Isabella Plantation, at 40 acres, is a popular woodland garden containing internationally important collections of ornamental trees and shrubs. It is part the Richmond Park Site of Special Scientific Interest and as such it is managed with wildlife in mind.
The diversity of the Plantation's woodland cover, ponds, streams, glades, bog and heather gardens helps to create a wide range of habitat for wildlife. Native plants commonly grow alongside exotics throughout the garden; its fringes and shelterbelts are planted with nectar and berrybearing trees and shrubs which provide food and shelter for a wealth of wildlife.
Wildlife records for Isabella Plantation show an impressive range of flora and fauna including over 40 species of fungi, more than 50 species of beetle and over 130 species of butterfly and moth. It is also home to over 70 species of bird and six species of bat.
Learn more about the biodiversity in Isabella Plantation's:

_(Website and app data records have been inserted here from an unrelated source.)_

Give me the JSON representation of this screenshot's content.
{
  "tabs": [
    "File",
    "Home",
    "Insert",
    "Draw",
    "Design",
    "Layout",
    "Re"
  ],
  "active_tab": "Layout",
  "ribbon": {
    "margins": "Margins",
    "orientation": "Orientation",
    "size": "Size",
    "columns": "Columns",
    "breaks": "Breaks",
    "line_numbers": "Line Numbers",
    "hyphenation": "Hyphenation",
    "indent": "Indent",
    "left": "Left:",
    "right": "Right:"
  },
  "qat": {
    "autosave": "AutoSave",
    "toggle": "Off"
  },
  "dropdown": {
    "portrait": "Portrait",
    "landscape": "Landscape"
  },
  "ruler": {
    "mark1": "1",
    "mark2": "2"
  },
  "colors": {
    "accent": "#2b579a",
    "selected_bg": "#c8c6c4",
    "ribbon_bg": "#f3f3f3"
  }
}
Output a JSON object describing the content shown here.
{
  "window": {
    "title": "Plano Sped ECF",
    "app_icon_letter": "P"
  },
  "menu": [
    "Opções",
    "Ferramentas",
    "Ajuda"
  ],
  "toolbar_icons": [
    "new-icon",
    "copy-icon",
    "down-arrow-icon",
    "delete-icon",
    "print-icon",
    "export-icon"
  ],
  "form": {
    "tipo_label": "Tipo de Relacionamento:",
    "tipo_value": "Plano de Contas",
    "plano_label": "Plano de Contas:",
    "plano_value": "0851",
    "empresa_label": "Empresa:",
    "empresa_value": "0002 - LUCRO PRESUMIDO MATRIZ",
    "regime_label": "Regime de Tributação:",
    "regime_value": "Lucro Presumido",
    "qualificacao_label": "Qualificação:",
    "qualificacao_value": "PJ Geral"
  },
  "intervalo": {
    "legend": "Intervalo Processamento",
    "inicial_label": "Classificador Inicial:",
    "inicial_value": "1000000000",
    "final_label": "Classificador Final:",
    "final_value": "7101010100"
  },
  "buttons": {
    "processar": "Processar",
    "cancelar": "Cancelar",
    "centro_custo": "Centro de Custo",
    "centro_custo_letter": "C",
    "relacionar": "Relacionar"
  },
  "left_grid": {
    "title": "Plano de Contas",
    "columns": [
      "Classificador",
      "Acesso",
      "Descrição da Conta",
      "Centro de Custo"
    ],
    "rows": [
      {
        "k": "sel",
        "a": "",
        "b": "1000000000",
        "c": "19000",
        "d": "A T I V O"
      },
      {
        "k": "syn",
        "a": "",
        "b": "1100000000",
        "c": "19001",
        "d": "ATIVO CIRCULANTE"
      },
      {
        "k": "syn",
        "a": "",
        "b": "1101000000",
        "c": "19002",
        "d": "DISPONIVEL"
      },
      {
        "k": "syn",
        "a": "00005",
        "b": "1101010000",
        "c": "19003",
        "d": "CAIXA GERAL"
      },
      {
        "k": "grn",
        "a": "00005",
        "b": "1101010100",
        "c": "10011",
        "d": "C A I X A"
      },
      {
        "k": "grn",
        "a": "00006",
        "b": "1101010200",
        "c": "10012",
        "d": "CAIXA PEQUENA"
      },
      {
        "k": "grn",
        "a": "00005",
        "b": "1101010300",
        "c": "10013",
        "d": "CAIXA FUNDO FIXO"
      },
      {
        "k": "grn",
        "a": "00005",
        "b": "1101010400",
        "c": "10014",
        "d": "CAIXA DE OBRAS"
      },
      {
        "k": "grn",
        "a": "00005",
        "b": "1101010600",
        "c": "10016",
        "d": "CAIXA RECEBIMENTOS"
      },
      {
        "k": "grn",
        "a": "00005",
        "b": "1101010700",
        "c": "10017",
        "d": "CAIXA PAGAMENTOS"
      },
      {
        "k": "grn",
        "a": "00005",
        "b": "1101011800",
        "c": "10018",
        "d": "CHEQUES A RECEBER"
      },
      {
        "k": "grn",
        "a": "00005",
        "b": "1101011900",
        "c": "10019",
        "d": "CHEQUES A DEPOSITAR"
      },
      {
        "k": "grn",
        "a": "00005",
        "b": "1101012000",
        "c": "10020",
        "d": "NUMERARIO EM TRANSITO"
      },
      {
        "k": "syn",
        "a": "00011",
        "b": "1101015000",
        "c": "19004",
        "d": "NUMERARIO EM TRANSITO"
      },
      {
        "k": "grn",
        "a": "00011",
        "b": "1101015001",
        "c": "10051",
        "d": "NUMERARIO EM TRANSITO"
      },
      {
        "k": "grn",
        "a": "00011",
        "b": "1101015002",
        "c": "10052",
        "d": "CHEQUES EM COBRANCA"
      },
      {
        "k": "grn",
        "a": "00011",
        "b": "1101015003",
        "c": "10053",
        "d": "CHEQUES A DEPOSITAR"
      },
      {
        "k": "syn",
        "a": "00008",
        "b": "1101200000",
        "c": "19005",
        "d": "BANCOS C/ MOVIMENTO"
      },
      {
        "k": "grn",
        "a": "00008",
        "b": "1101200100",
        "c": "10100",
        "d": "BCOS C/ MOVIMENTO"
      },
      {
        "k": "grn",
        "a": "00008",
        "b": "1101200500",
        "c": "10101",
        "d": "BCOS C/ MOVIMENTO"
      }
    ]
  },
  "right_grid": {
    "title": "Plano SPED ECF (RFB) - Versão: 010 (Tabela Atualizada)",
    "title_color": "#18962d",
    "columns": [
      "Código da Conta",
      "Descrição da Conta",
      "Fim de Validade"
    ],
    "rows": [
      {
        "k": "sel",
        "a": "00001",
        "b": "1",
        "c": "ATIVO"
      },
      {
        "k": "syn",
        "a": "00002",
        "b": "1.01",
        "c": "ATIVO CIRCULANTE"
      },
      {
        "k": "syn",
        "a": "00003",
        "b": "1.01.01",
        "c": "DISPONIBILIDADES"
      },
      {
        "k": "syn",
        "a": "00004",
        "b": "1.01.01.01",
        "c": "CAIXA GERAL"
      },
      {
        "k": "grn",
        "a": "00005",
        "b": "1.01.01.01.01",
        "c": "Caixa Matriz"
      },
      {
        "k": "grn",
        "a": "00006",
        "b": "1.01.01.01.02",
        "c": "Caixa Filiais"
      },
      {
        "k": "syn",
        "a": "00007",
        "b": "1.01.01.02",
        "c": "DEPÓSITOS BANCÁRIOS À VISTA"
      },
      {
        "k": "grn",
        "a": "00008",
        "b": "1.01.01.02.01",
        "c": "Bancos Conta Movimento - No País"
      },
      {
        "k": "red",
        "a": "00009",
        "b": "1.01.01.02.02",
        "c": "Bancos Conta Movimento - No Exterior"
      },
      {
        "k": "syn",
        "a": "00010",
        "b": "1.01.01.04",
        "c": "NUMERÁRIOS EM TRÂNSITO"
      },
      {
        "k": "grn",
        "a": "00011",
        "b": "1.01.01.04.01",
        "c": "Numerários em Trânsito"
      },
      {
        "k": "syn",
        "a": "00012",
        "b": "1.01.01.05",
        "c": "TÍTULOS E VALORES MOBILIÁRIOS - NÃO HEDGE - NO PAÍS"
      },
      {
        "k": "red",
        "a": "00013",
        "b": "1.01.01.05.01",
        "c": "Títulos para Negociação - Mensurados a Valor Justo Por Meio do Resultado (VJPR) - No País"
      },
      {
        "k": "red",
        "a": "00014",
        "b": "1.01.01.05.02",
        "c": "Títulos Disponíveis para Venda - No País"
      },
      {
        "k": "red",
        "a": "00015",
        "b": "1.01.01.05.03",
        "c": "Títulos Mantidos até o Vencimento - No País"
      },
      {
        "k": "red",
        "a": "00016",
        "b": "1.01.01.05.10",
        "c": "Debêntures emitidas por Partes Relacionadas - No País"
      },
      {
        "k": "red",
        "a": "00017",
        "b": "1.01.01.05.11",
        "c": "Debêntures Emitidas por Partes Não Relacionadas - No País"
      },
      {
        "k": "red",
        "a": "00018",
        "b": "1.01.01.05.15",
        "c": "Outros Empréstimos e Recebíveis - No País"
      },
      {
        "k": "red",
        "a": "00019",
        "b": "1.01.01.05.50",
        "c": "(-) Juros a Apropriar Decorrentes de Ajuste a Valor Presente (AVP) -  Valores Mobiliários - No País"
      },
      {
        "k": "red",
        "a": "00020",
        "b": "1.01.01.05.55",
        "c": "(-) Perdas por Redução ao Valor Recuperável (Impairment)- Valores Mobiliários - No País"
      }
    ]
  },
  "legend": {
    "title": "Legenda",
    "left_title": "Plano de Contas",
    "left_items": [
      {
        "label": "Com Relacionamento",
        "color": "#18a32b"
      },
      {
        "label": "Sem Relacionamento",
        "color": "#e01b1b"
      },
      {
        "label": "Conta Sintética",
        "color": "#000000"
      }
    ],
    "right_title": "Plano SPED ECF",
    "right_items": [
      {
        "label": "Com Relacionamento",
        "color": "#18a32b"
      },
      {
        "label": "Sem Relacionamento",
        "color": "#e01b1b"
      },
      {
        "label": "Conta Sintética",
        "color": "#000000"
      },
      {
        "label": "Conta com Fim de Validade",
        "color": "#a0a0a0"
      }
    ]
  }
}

Fed from a natural supply of water pumped from Pen Ponds in the heart of Richmond Park, the ponds and streams are an important part of the diverse range of habitats available to wildlife and form part of the park's network of ponds, streams and open ditches, acting as important corridors for wildlife.
In 2013 a number of improvements were made to the Plantation's ponds and streams. Over 2,500m3 of accumulated silt was removed from all three ponds along with large numbers of carp to significantly improve water quality. Pond edges have been re-instated and additional native marginal and aquatic plants now provide varied habitats for a wider range of birds, bats and invertebrates. Peg's Pond has been extended and planted with reedbeds to help reverse the loss of this nationally scarce habitat.
Reedbeds provide improved cover for resident water birds and may also attract reed bunting and reed warbler and offer opportunities for threatened species such as bittern to use this site.
Although man-made, the Plantation's Heather Garden with its mix of Erica and Calluna cultivars seeks to mimic natural heathland. Heathers are allowed to grow without excessive pruning and are planted alongside native shrubs commonly associated with heathland such as gorse and broom. With so many flowering plants, there is a regular source of nectar for bumblebees, which are occasionally preyed upon by the hornet, Britain's largest wasp. Heathers also attract large numbers of butterflies, the brimstone butterfly can be seen in March and red admiral, comma and small copper can all been seen flying here in summer.
Bog Garden and Streams
Waterfalls and logs have been added to streams to alter and deflect flow and to encourage pooling and scouring. In some areas bank sections have been made shallower to provide entry points for small mammals and amphibians. Light levels have been increased by cutting back streamside azaleas and the invasive exotic skunk cabbage as well as the selective removal of the native marginal, royal fern. All of this has been aimed at maximising the potential of bogs and streams as habitats for wildlife.
The majority of Isabella's oak, beech and sweet chestnut woodland dates back to the Plantation's enclosure in 1831. There is also a healthy population of more than 25 veteran trees which pre-date this time. All of this native woodland cover provides the ideal conditions for a variety of wildlife.
The bird of prey, the sparrowhawk, can often be seen carrying out aerial attacks on smaller birds under the woodland canopy. Great spotted woodpeckers nest in the hollows of woodland trees and can be heard drumming high above. Treecreepers and nuthatch scale tree trunks feeding on the insects they find. Small mammals such as shrews come out at night and hunt insects and worms. The green oak roller caterpillar feeds on oak leaves and can be seen hanging from trees on silk threads in summer.
The shady humus rich soils of the woodland floor provide the ideal growing conditions for a wide range of native plants including bluebells, wood anemone and the green-flowered helleborine. Fungi are critical to the decay of plant, leaf and animal matter and the bracket like fruiting bodies on old birch or oak trunks betray the fungi feeding inside.
Dead or decaying wood, whether standing or fallen, is deliberately retained to provide habitat for birds, bats, wood rotting fungi and deadwood invertebrates.